YOUR INSTRUCTIONS >> Check the entries below for lines with "align"; report only how many there are.

(Saved entries)
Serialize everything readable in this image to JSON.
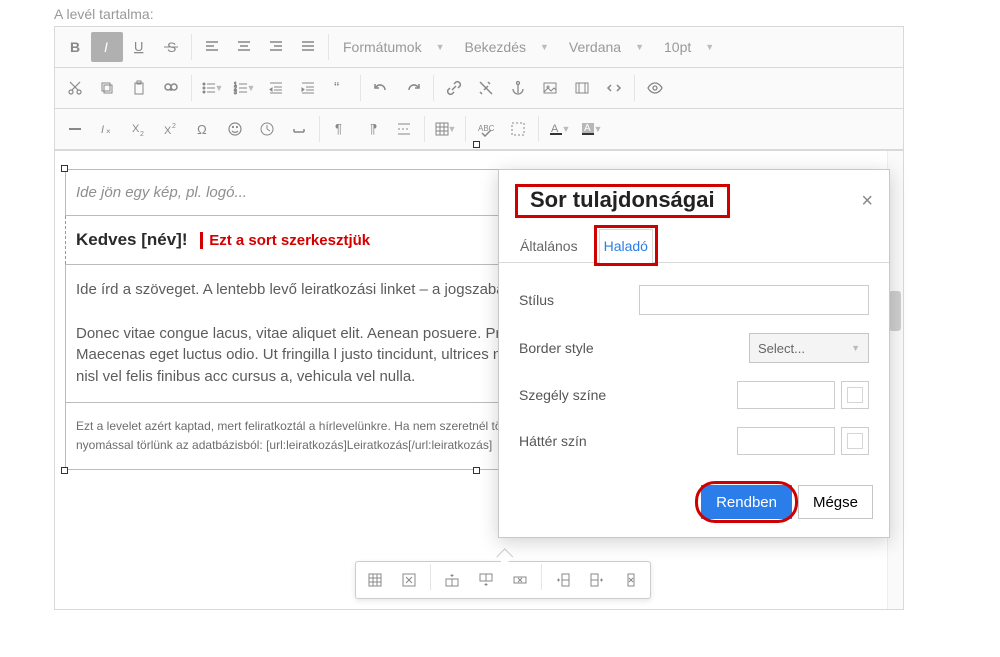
{
  "page": {
    "label": "A levél tartalma:"
  },
  "toolbar": {
    "dropdowns": {
      "formats": "Formátumok",
      "paragraph": "Bekezdés",
      "font_family": "Verdana",
      "font_size": "10pt"
    },
    "icons": {
      "bold": "bold-icon",
      "italic": "italic-icon",
      "underline": "underline-icon",
      "strike": "strike-icon",
      "align_left": "align-left-icon",
      "align_center": "align-center-icon",
      "align_right": "align-right-icon",
      "align_justify": "align-justify-icon",
      "cut": "cut-icon",
      "copy": "copy-icon",
      "paste": "paste-icon",
      "find": "find-icon",
      "ul": "bullet-list-icon",
      "ol": "number-list-icon",
      "outdent": "outdent-icon",
      "indent": "indent-icon",
      "blockquote": "blockquote-icon",
      "undo": "undo-icon",
      "redo": "redo-icon",
      "link": "link-icon",
      "unlink": "unlink-icon",
      "anchor": "anchor-icon",
      "image": "image-icon",
      "media": "media-icon",
      "code": "code-icon",
      "preview": "preview-icon",
      "hr": "hr-icon",
      "remove_format": "clear-format-icon",
      "sub": "subscript-icon",
      "sup": "superscript-icon",
      "omega": "special-char-icon",
      "emoji": "emoji-icon",
      "datetime": "datetime-icon",
      "nbsp": "nbsp-icon",
      "ltr": "ltr-icon",
      "rtl": "rtl-icon",
      "pagebreak": "pagebreak-icon",
      "table": "table-icon",
      "spellcheck": "spellcheck-icon",
      "show_blocks": "show-blocks-icon",
      "text_color": "text-color-icon",
      "bg_color": "bg-color-icon"
    }
  },
  "content": {
    "logo_placeholder": "Ide jön egy kép, pl. logó...",
    "greeting": "Kedves [név]!",
    "edit_note": "Ezt a sort szerkesztjük",
    "body_p1": "Ide írd a szöveget. A lentebb levő leiratkozási linket – a jogszabályok szerint kötelező is feltüntetni a hírleve…",
    "body_p2": "Donec vitae congue lacus, vitae aliquet elit. Aenean posuere. Proin vel sem magna. Pellentesque diam t eget turpis. Maecenas eget luctus odio. Ut fringilla l justo tincidunt, ultrices nulla vitae, blandit ipsum. P tortor hendrerit a. Donec in nisl vel felis finibus acc cursus a, vehicula vel nulla.",
    "footer": "Ezt a levelet azért kaptad, mert feliratkoztál a hírlevelünkre. Ha nem szeretnél több ilyen emailt kapni, az alábbi linkre kattintva egyetlen gomb nyomással törlünk az adatbázisból: [url:leiratkozás]Leiratkozás[/url:leiratkozás]"
  },
  "table_popup": {
    "icons": [
      "table-icon",
      "delete-table-icon",
      "row-before-icon",
      "row-after-icon",
      "delete-row-icon",
      "col-before-icon",
      "col-after-icon",
      "delete-col-icon"
    ]
  },
  "dialog": {
    "title": "Sor tulajdonságai",
    "tabs": {
      "general": "Általános",
      "advanced": "Haladó"
    },
    "fields": {
      "style": "Stílus",
      "border_style": "Border style",
      "border_style_value": "Select...",
      "border_color": "Szegély színe",
      "bg_color": "Háttér szín"
    },
    "buttons": {
      "ok": "Rendben",
      "cancel": "Mégse"
    }
  }
}
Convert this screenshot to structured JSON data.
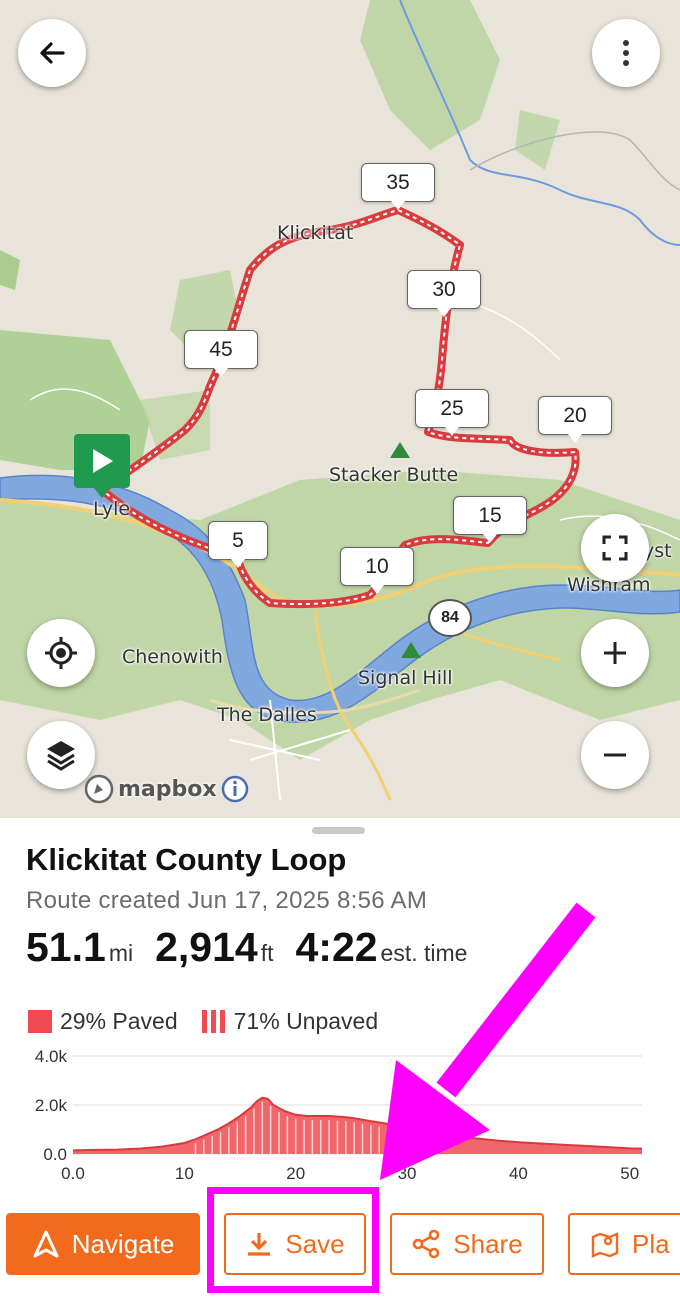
{
  "map": {
    "place_labels": {
      "klickitat": "Klickitat",
      "stacker_butte": "Stacker Butte",
      "lyle": "Lyle",
      "wishram": "Wishram",
      "chenowith": "Chenowith",
      "signal_hill": "Signal Hill",
      "the_dalles": "The Dalles",
      "partial_label": "yst"
    },
    "highway_shield": "84",
    "mile_markers": [
      "35",
      "30",
      "45",
      "25",
      "20",
      "15",
      "5",
      "10"
    ],
    "attribution": "mapbox"
  },
  "route": {
    "title": "Klickitat County Loop",
    "created": "Route created Jun 17, 2025 8:56 AM",
    "distance": "51.1",
    "distance_unit": "mi",
    "elevation_gain": "2,914",
    "elevation_unit": "ft",
    "duration": "4:22",
    "duration_unit": "est. time"
  },
  "surface": {
    "paved": "29% Paved",
    "unpaved": "71% Unpaved"
  },
  "chart_data": {
    "type": "area",
    "ylim": [
      0,
      4000
    ],
    "xlim": [
      0,
      51.1
    ],
    "y_ticks": [
      "4.0k",
      "2.0k",
      "0.0"
    ],
    "x_ticks": [
      "0.0",
      "10",
      "20",
      "30",
      "40",
      "50"
    ],
    "x": [
      0,
      2,
      4,
      6,
      8,
      10,
      11,
      12,
      13,
      14,
      15,
      16,
      16.5,
      17,
      17.5,
      18,
      19,
      20,
      21,
      22,
      23,
      24,
      25,
      26,
      27,
      28,
      29,
      30,
      31,
      32,
      34,
      36,
      38,
      40,
      42,
      44,
      46,
      48,
      50,
      51.1
    ],
    "y": [
      150,
      170,
      180,
      220,
      300,
      450,
      600,
      800,
      1000,
      1250,
      1550,
      1900,
      2150,
      2300,
      2250,
      2000,
      1750,
      1600,
      1550,
      1550,
      1550,
      1520,
      1480,
      1400,
      1320,
      1250,
      1150,
      1050,
      950,
      850,
      750,
      650,
      550,
      480,
      430,
      380,
      330,
      280,
      230,
      220
    ],
    "colors": {
      "fill": "#ef4b51"
    }
  },
  "actions": {
    "navigate": "Navigate",
    "save": "Save",
    "share": "Share",
    "plan": "Pla"
  },
  "colors": {
    "accent": "#f26b1d",
    "route": "#ef4b51",
    "highlight": "#ff00ff",
    "start": "#1f9a4f"
  }
}
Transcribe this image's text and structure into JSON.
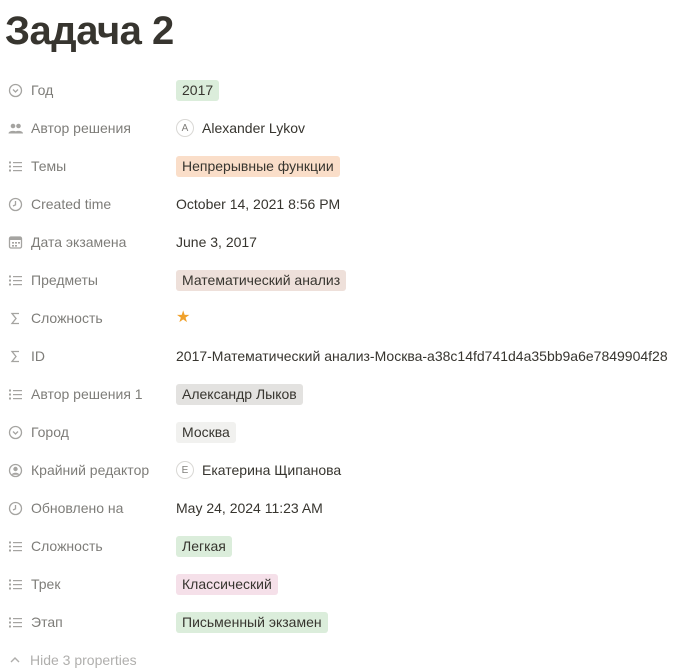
{
  "page": {
    "title": "Задача 2"
  },
  "properties": [
    {
      "name": "Год",
      "icon": "select-icon",
      "type": "tag",
      "value": "2017",
      "color": "#dbeddb"
    },
    {
      "name": "Автор решения",
      "icon": "people-icon",
      "type": "person",
      "avatar": "A",
      "value": "Alexander Lykov"
    },
    {
      "name": "Темы",
      "icon": "list-icon",
      "type": "tag",
      "value": "Непрерывные функции",
      "color": "#fadec9"
    },
    {
      "name": "Created time",
      "icon": "clock-icon",
      "type": "text",
      "value": "October 14, 2021 8:56 PM"
    },
    {
      "name": "Дата экзамена",
      "icon": "calendar-icon",
      "type": "text",
      "value": "June 3, 2017"
    },
    {
      "name": "Предметы",
      "icon": "list-icon",
      "type": "tag",
      "value": "Математический анализ",
      "color": "#eee0da"
    },
    {
      "name": "Сложность",
      "icon": "sigma-icon",
      "type": "star",
      "value": "★"
    },
    {
      "name": "ID",
      "icon": "sigma-icon",
      "type": "text",
      "value": "2017-Математический анализ-Москва-a38c14fd741d4a35bb9a6e7849904f28"
    },
    {
      "name": "Автор решения 1",
      "icon": "list-icon",
      "type": "tag",
      "value": "Александр Лыков",
      "color": "#e3e2e0"
    },
    {
      "name": "Город",
      "icon": "select-icon",
      "type": "tag",
      "value": "Москва",
      "color": "#f1f1ef"
    },
    {
      "name": "Крайний редактор",
      "icon": "person-circle-icon",
      "type": "person",
      "avatar": "E",
      "value": "Екатерина Щипанова"
    },
    {
      "name": "Обновлено на",
      "icon": "clock-icon",
      "type": "text",
      "value": "May 24, 2024 11:23 AM"
    },
    {
      "name": "Сложность",
      "icon": "list-icon",
      "type": "tag",
      "value": "Легкая",
      "color": "#dbeddb"
    },
    {
      "name": "Трек",
      "icon": "list-icon",
      "type": "tag",
      "value": "Классический",
      "color": "#f5e0e9"
    },
    {
      "name": "Этап",
      "icon": "list-icon",
      "type": "tag",
      "value": "Письменный экзамен",
      "color": "#dbeddb"
    }
  ],
  "footer": {
    "hide_label": "Hide 3 properties",
    "hide_icon": "chevron-up-icon"
  },
  "colors": {
    "text": "#37352f",
    "muted": "#8c8b87",
    "star": "#f0a12b"
  }
}
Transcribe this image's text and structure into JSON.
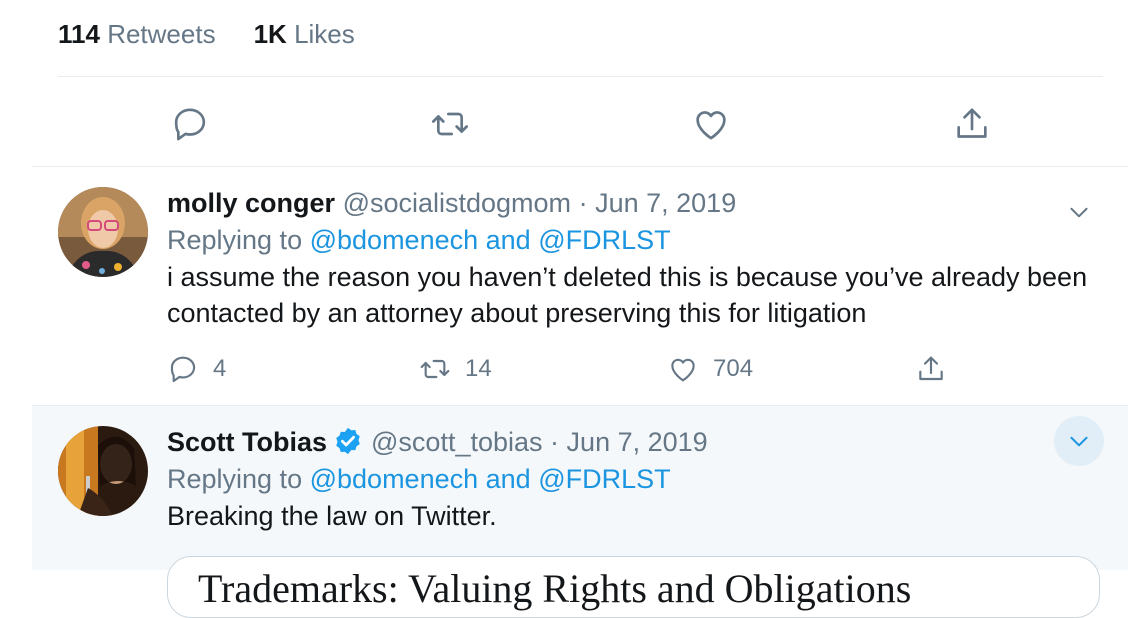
{
  "stats": {
    "retweets_count": "114",
    "retweets_label": "Retweets",
    "likes_count": "1K",
    "likes_label": "Likes"
  },
  "main_actions": [
    "reply-icon",
    "retweet-icon",
    "like-icon",
    "share-icon"
  ],
  "tweets": [
    {
      "name": "molly conger",
      "handle": "@socialistdogmom",
      "separator": "·",
      "date": "Jun 7, 2019",
      "replying_prefix": "Replying to",
      "mention1": "@bdomenech",
      "and": "and",
      "mention2": "@FDRLST",
      "text": "i assume the reason you haven’t deleted this is because you’ve already been contacted by an attorney about preserving this for litigation",
      "replies": "4",
      "retweets": "14",
      "likes": "704"
    },
    {
      "name": "Scott Tobias",
      "verified": true,
      "handle": "@scott_tobias",
      "separator": "·",
      "date": "Jun 7, 2019",
      "replying_prefix": "Replying to",
      "mention1": "@bdomenech",
      "and": "and",
      "mention2": "@FDRLST",
      "text": "Breaking the law on Twitter.",
      "card_title": "Trademarks: Valuing Rights and Obligations"
    }
  ],
  "colors": {
    "accent": "#1b95e0",
    "muted": "#657786",
    "text": "#14171a",
    "hover_bg": "#f5f8fa"
  }
}
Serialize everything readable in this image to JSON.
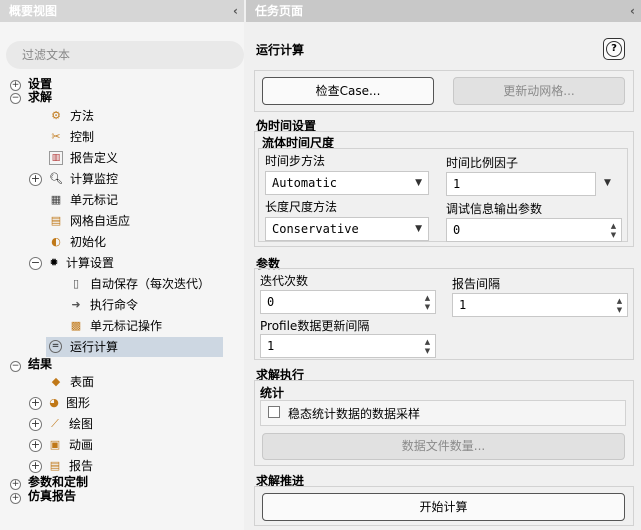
{
  "left_panel": {
    "title": "概要视图",
    "collapse_glyph": "‹",
    "filter_placeholder": "过滤文本",
    "tree": {
      "setup": "设置",
      "solution": "求解",
      "methods": "方法",
      "controls": "控制",
      "report_definitions": "报告定义",
      "monitors": "计算监控",
      "cell_registers": "单元标记",
      "adaption": "网格自适应",
      "initialization": "初始化",
      "calc_activities": "计算设置",
      "autosave": "自动保存（每次迭代）",
      "execute_commands": "执行命令",
      "cell_register_ops": "单元标记操作",
      "run_calculation": "运行计算",
      "results": "结果",
      "surfaces": "表面",
      "graphics": "图形",
      "plots": "绘图",
      "animations": "动画",
      "reports": "报告",
      "parameters": "参数和定制",
      "simulation_reports": "仿真报告"
    }
  },
  "right_panel": {
    "title": "任务页面",
    "collapse_glyph": "‹",
    "page_title": "运行计算",
    "help_glyph": "?",
    "check_case_button": "检查Case...",
    "update_dynamic_mesh_button": "更新动网格...",
    "pseudo_time_section": "伪时间设置",
    "fluid_time_scale": "流体时间尺度",
    "time_step_method_label": "时间步方法",
    "time_step_method_value": "Automatic",
    "time_scale_factor_label": "时间比例因子",
    "time_scale_factor_value": "1",
    "length_scale_method_label": "长度尺度方法",
    "length_scale_method_value": "Conservative",
    "verbosity_label": "调试信息输出参数",
    "verbosity_value": "0",
    "parameters_section": "参数",
    "iterations_label": "迭代次数",
    "iterations_value": "0",
    "reporting_interval_label": "报告间隔",
    "reporting_interval_value": "1",
    "profile_update_label": "Profile数据更新间隔",
    "profile_update_value": "1",
    "solution_processing_section": "求解执行",
    "statistics_label": "统计",
    "sampling_checkbox_label": "稳态统计数据的数据采样",
    "data_file_quantities_button": "数据文件数量...",
    "solution_advancement_section": "求解推进",
    "calculate_button": "开始计算"
  }
}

EXERCISE RESPONSE >> 4